==== Exercise input

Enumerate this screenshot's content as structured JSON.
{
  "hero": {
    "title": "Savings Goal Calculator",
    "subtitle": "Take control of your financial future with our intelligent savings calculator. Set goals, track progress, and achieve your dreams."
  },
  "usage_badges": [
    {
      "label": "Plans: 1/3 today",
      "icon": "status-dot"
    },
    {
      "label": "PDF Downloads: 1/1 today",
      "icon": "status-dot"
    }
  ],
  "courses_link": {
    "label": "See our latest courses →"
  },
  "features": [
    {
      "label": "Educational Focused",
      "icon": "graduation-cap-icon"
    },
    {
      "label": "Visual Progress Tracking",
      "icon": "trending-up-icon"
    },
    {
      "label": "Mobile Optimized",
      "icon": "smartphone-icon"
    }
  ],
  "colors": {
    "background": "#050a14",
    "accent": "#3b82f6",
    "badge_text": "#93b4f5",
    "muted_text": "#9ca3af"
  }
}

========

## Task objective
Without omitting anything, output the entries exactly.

## Exercise result
Enumerate this screenshot's content as structured JSON.
{
  "hero": {
    "title": "Savings Goal Calculator",
    "subtitle": "Take control of your financial future with our intelligent savings calculator. Set goals, track progress, and achieve your dreams."
  },
  "usage_badges": [
    {
      "label": "Plans: 1/3 today",
      "icon": "status-dot"
    },
    {
      "label": "PDF Downloads: 1/1 today",
      "icon": "status-dot"
    }
  ],
  "courses_link": {
    "label": "See our latest courses →"
  },
  "features": [
    {
      "label": "Educational Focused",
      "icon": "graduation-cap-icon"
    },
    {
      "label": "Visual Progress Tracking",
      "icon": "trending-up-icon"
    },
    {
      "label": "Mobile Optimized",
      "icon": "smartphone-icon"
    }
  ],
  "colors": {
    "background": "#050a14",
    "accent": "#3b82f6",
    "badge_text": "#93b4f5",
    "muted_text": "#9ca3af"
  }
}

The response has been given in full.